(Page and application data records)
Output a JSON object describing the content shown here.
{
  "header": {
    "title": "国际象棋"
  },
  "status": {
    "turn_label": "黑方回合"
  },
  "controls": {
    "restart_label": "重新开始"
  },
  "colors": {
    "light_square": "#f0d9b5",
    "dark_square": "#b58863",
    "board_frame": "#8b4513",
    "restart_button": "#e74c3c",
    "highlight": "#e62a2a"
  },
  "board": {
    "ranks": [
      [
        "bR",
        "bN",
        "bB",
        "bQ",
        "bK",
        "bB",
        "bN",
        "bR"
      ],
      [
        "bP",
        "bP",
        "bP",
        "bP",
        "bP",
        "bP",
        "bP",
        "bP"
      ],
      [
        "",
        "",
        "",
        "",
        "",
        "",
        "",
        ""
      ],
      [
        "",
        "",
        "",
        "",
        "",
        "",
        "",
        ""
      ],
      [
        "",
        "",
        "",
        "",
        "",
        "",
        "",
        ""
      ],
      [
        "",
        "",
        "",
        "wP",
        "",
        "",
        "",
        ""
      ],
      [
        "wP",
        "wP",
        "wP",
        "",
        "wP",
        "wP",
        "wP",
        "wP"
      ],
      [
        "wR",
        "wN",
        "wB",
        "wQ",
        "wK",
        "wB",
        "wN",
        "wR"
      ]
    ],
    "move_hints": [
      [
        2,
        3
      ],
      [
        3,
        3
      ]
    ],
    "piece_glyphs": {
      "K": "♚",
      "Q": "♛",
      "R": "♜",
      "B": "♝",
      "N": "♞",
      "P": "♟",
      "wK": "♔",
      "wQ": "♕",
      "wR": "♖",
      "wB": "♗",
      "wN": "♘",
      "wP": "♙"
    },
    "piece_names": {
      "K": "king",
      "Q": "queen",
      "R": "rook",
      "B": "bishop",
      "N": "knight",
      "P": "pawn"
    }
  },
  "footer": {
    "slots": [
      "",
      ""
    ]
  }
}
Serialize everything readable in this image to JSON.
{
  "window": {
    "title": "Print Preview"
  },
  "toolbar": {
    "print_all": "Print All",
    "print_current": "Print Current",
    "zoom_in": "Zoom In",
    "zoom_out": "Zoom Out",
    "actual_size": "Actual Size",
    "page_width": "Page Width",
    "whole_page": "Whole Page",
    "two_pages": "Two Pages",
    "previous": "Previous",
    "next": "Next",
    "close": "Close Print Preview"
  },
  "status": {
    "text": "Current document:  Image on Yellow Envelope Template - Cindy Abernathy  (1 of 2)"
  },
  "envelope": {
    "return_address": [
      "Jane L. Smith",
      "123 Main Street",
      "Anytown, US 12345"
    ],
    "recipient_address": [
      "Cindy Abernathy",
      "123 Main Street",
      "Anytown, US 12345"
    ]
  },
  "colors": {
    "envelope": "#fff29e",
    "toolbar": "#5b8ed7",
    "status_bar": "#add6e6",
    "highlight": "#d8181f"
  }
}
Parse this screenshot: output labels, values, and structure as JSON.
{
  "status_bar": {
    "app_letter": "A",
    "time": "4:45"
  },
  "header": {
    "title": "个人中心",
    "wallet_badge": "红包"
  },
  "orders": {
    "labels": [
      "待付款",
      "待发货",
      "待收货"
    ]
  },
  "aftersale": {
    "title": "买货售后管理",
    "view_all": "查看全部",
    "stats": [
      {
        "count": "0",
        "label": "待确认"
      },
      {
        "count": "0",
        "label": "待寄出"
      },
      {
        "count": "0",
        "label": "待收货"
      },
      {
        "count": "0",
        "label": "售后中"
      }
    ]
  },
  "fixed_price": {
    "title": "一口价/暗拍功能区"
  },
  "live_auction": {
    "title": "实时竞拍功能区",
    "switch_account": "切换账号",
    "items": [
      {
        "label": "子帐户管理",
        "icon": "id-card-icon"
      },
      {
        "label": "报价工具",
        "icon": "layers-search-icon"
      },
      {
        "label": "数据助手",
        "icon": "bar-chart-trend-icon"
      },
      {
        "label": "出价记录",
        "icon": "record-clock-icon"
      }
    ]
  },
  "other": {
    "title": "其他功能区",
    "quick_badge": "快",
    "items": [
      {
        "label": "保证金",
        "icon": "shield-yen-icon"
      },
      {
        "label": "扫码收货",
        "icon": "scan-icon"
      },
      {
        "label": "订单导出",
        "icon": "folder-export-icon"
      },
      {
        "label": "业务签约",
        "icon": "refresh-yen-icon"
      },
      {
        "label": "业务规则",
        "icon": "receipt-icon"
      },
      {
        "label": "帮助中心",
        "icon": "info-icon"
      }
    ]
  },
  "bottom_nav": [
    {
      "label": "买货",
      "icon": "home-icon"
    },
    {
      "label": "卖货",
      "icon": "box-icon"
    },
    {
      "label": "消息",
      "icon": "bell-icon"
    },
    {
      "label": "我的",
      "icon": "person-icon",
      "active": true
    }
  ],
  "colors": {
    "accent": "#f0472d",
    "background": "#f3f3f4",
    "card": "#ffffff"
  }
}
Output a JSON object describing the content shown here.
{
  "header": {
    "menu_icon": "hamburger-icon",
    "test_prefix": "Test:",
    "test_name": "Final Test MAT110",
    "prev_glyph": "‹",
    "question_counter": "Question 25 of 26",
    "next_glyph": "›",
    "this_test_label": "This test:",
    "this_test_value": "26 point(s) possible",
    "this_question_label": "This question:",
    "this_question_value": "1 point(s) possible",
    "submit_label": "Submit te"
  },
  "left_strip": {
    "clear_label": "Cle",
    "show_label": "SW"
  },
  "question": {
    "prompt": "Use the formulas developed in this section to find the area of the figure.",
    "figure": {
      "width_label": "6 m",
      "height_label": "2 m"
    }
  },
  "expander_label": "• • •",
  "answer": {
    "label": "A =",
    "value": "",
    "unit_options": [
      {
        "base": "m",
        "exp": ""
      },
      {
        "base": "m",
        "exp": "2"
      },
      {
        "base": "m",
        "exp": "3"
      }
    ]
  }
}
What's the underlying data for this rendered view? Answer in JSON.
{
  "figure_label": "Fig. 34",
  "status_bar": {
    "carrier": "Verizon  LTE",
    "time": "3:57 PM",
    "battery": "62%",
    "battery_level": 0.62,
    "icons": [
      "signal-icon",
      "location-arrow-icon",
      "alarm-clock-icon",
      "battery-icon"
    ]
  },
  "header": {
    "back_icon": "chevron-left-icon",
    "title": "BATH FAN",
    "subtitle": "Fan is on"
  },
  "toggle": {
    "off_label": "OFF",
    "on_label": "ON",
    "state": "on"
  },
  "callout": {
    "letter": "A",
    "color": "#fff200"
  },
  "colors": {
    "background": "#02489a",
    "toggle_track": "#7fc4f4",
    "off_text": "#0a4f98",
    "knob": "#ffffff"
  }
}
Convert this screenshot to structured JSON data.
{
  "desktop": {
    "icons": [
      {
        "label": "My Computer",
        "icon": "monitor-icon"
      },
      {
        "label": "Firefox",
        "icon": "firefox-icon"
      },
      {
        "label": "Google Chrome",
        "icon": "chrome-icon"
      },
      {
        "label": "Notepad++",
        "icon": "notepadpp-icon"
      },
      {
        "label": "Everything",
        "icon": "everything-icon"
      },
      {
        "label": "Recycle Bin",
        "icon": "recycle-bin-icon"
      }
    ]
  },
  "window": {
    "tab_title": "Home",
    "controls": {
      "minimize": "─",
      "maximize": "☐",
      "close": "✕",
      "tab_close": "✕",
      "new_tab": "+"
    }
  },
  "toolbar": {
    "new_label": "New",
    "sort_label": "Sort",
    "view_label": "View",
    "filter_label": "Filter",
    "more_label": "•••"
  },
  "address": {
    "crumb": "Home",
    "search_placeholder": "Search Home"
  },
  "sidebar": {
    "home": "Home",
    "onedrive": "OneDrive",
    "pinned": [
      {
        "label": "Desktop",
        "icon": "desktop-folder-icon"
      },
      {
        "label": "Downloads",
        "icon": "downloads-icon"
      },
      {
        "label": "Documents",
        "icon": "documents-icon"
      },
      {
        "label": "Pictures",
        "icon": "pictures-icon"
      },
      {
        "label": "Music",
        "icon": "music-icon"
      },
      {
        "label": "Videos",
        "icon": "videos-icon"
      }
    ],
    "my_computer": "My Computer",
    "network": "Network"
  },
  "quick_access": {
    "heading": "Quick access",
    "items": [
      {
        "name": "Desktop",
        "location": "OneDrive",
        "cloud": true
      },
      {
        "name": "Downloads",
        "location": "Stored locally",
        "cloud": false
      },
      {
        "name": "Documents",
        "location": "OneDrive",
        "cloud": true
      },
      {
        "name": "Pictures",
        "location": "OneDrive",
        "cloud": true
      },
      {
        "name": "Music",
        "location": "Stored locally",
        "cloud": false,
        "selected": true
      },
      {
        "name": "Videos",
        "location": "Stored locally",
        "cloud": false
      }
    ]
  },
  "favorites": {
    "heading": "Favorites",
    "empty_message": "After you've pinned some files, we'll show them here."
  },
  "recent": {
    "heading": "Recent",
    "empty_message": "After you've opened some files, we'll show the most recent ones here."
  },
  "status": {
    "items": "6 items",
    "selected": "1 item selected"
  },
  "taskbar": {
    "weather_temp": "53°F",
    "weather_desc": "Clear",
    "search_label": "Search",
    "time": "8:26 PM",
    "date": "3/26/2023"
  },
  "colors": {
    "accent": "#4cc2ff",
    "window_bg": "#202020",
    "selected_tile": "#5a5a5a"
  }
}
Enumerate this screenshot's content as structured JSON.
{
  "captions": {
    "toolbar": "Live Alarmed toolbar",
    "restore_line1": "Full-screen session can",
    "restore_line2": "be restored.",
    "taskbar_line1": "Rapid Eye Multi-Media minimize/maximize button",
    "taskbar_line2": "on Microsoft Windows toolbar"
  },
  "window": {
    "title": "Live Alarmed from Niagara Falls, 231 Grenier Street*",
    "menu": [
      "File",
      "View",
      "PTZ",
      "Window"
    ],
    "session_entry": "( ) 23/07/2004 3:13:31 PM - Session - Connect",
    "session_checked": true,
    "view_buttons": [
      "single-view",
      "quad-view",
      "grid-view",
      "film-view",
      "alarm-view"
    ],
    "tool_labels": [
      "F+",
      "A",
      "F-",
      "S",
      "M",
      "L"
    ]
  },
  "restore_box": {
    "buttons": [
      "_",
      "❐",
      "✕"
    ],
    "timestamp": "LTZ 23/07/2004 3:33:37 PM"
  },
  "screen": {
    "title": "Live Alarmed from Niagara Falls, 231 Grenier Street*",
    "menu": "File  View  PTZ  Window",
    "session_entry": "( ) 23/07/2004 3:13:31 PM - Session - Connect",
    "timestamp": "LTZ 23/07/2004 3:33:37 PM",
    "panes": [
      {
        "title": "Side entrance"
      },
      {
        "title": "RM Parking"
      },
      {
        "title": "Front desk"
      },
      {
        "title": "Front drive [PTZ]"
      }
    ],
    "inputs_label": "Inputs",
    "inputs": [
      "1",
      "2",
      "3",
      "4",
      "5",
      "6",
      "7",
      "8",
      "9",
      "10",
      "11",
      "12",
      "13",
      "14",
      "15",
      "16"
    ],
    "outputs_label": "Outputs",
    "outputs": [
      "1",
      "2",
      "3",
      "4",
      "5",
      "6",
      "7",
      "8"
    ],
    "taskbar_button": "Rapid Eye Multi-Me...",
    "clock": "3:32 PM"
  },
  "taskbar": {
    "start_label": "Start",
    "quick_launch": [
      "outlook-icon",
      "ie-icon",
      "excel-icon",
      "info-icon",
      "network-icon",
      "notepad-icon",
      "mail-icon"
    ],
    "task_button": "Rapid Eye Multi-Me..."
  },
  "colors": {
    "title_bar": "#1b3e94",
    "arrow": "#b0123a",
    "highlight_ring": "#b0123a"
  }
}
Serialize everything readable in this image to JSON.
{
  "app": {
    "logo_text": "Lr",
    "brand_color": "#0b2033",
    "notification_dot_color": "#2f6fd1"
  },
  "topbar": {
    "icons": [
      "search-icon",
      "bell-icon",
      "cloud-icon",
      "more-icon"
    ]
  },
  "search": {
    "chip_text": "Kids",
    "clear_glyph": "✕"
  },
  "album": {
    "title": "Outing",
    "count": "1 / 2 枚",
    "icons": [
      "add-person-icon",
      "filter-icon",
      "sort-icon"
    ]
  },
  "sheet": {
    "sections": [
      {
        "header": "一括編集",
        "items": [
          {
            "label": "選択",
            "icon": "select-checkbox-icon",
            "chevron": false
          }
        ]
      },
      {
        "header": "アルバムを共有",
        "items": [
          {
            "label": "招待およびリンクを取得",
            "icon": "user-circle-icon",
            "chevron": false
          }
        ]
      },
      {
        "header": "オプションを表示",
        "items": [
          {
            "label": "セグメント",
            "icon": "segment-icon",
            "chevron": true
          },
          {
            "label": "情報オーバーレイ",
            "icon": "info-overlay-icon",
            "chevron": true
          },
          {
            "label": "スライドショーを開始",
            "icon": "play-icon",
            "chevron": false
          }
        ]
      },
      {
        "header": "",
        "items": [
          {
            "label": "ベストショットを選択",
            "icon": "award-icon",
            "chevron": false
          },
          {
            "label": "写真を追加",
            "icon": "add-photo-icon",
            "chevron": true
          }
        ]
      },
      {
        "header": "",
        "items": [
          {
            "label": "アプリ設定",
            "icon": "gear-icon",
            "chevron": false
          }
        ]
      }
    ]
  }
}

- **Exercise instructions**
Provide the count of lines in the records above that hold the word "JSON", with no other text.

- **Solution for this task**
8